## Exercise
Your answer must consist of the records exactly as given, with no pictures included.

## Material for this task
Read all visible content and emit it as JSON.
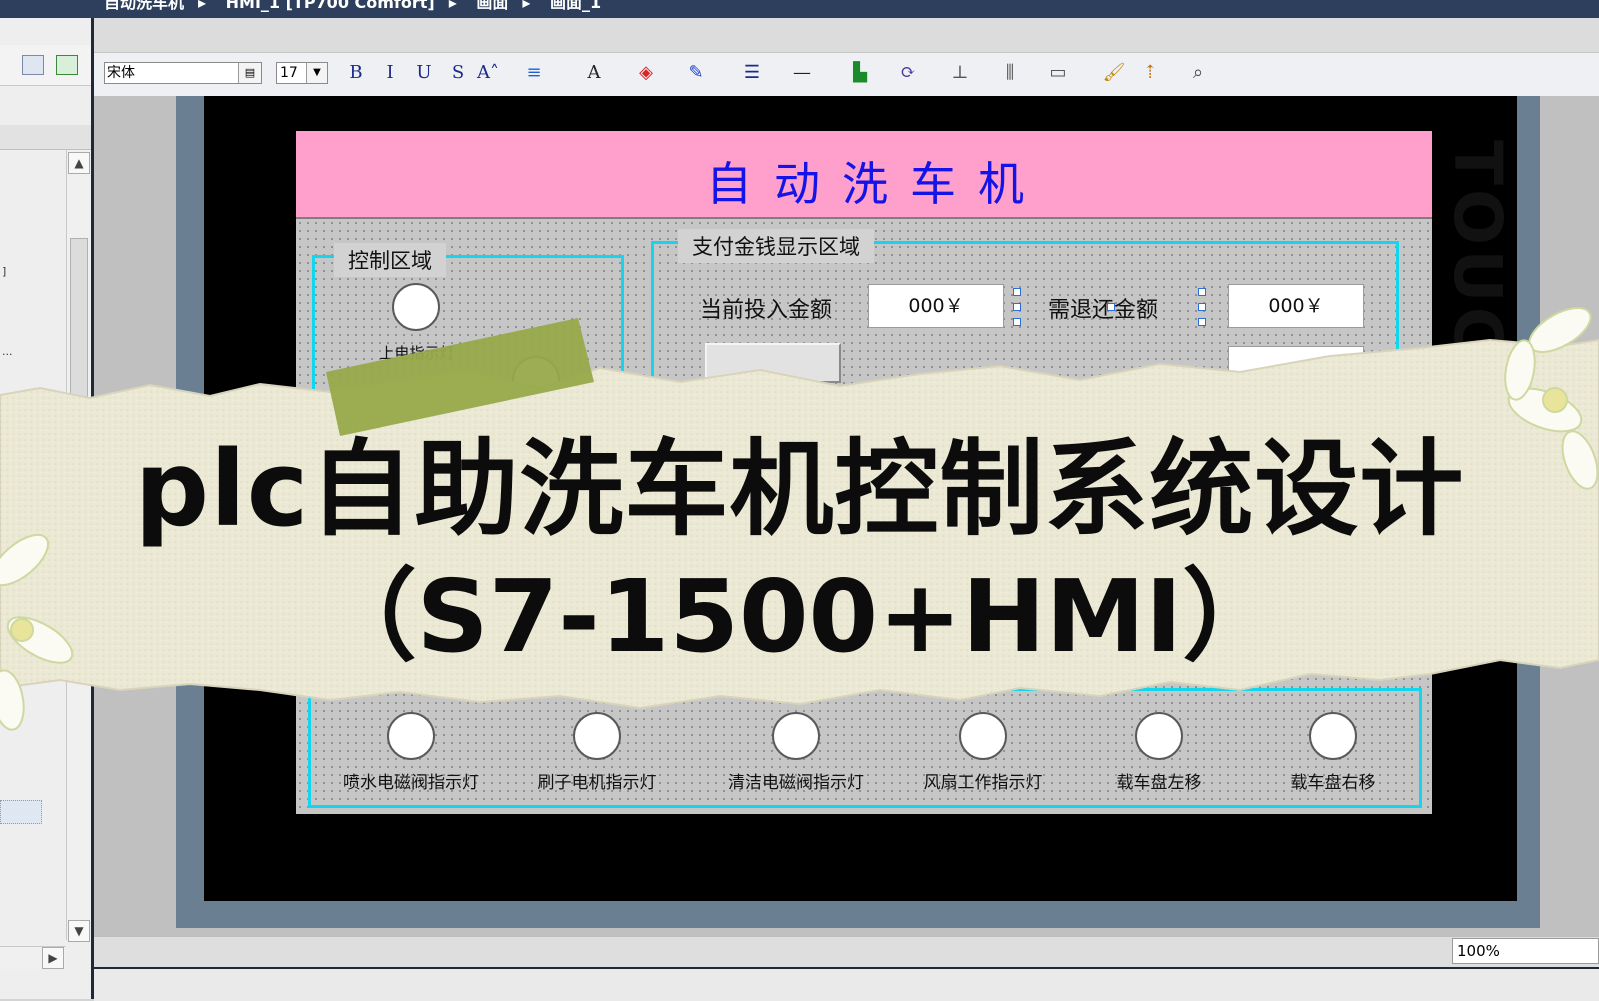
{
  "window": {
    "breadcrumbs": [
      "自动洗车机",
      "HMI_1 [TP700 Comfort]",
      "画面",
      "画面_1"
    ]
  },
  "toolbar": {
    "font_name": "宋体",
    "font_size": "17",
    "buttons": [
      {
        "icon": "bold-icon",
        "glyph": "B"
      },
      {
        "icon": "italic-icon",
        "glyph": "I"
      },
      {
        "icon": "underline-icon",
        "glyph": "U"
      },
      {
        "icon": "strikethrough-icon",
        "glyph": "S"
      },
      {
        "icon": "font-grow-icon",
        "glyph": "A˄"
      },
      {
        "icon": "align-icon",
        "glyph": "≡"
      },
      {
        "icon": "font-color-icon",
        "glyph": "A"
      },
      {
        "icon": "fill-color-icon",
        "glyph": "◈"
      },
      {
        "icon": "line-color-icon",
        "glyph": "✎"
      },
      {
        "icon": "line-width-icon",
        "glyph": "☰"
      },
      {
        "icon": "line-style-icon",
        "glyph": "—"
      },
      {
        "icon": "layer-icon",
        "glyph": "▙"
      },
      {
        "icon": "rotate-icon",
        "glyph": "⟳"
      },
      {
        "icon": "align-objects-icon",
        "glyph": "⊥"
      },
      {
        "icon": "distribute-icon",
        "glyph": "⫼"
      },
      {
        "icon": "same-size-icon",
        "glyph": "▭"
      },
      {
        "icon": "format-painter-icon",
        "glyph": "🖌"
      },
      {
        "icon": "bring-front-icon",
        "glyph": "⇡"
      },
      {
        "icon": "zoom-select-icon",
        "glyph": "⌕"
      }
    ]
  },
  "hmi": {
    "title": "自动洗车机",
    "control_area": {
      "label": "控制区域",
      "lamp_label": "上电指示灯"
    },
    "payment_area": {
      "label": "支付金钱显示区域",
      "current_amount_label": "当前投入金额",
      "current_amount_value": "000￥",
      "refund_label": "需退还金额",
      "refund_value": "000￥"
    },
    "indicator_area": {
      "lamps": [
        {
          "label": "喷水电磁阀指示灯"
        },
        {
          "label": "刷子电机指示灯"
        },
        {
          "label": "清洁电磁阀指示灯"
        },
        {
          "label": "风扇工作指示灯"
        },
        {
          "label": "载车盘左移"
        },
        {
          "label": "载车盘右移"
        }
      ]
    },
    "device_brand": "TOUC"
  },
  "status": {
    "zoom": "100%"
  },
  "overlay": {
    "line1": "plc自助洗车机控制系统设计",
    "line2": "（S7-1500+HMI）"
  },
  "colors": {
    "header_pink": "#ff9fcc",
    "title_blue": "#1414e6",
    "frame_cyan": "#12d6ee",
    "paper": "#ece9d6",
    "paper_green": "#97a94a"
  }
}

## Solution for this exercise
Read all visible content and emit it as JSON.
{
  "window": {
    "breadcrumbs": [
      "自动洗车机",
      "HMI_1 [TP700 Comfort]",
      "画面",
      "画面_1"
    ]
  },
  "toolbar": {
    "font_name": "宋体",
    "font_size": "17",
    "buttons": [
      {
        "icon": "bold-icon",
        "glyph": "B"
      },
      {
        "icon": "italic-icon",
        "glyph": "I"
      },
      {
        "icon": "underline-icon",
        "glyph": "U"
      },
      {
        "icon": "strikethrough-icon",
        "glyph": "S"
      },
      {
        "icon": "font-grow-icon",
        "glyph": "A˄"
      },
      {
        "icon": "align-icon",
        "glyph": "≡"
      },
      {
        "icon": "font-color-icon",
        "glyph": "A"
      },
      {
        "icon": "fill-color-icon",
        "glyph": "◈"
      },
      {
        "icon": "line-color-icon",
        "glyph": "✎"
      },
      {
        "icon": "line-width-icon",
        "glyph": "☰"
      },
      {
        "icon": "line-style-icon",
        "glyph": "—"
      },
      {
        "icon": "layer-icon",
        "glyph": "▙"
      },
      {
        "icon": "rotate-icon",
        "glyph": "⟳"
      },
      {
        "icon": "align-objects-icon",
        "glyph": "⊥"
      },
      {
        "icon": "distribute-icon",
        "glyph": "⫼"
      },
      {
        "icon": "same-size-icon",
        "glyph": "▭"
      },
      {
        "icon": "format-painter-icon",
        "glyph": "🖌"
      },
      {
        "icon": "bring-front-icon",
        "glyph": "⇡"
      },
      {
        "icon": "zoom-select-icon",
        "glyph": "⌕"
      }
    ]
  },
  "hmi": {
    "title": "自动洗车机",
    "control_area": {
      "label": "控制区域",
      "lamp_label": "上电指示灯"
    },
    "payment_area": {
      "label": "支付金钱显示区域",
      "current_amount_label": "当前投入金额",
      "current_amount_value": "000￥",
      "refund_label": "需退还金额",
      "refund_value": "000￥"
    },
    "indicator_area": {
      "lamps": [
        {
          "label": "喷水电磁阀指示灯"
        },
        {
          "label": "刷子电机指示灯"
        },
        {
          "label": "清洁电磁阀指示灯"
        },
        {
          "label": "风扇工作指示灯"
        },
        {
          "label": "载车盘左移"
        },
        {
          "label": "载车盘右移"
        }
      ]
    },
    "device_brand": "TOUC"
  },
  "status": {
    "zoom": "100%"
  },
  "overlay": {
    "line1": "plc自助洗车机控制系统设计",
    "line2": "（S7-1500+HMI）"
  },
  "colors": {
    "header_pink": "#ff9fcc",
    "title_blue": "#1414e6",
    "frame_cyan": "#12d6ee",
    "paper": "#ece9d6",
    "paper_green": "#97a94a"
  }
}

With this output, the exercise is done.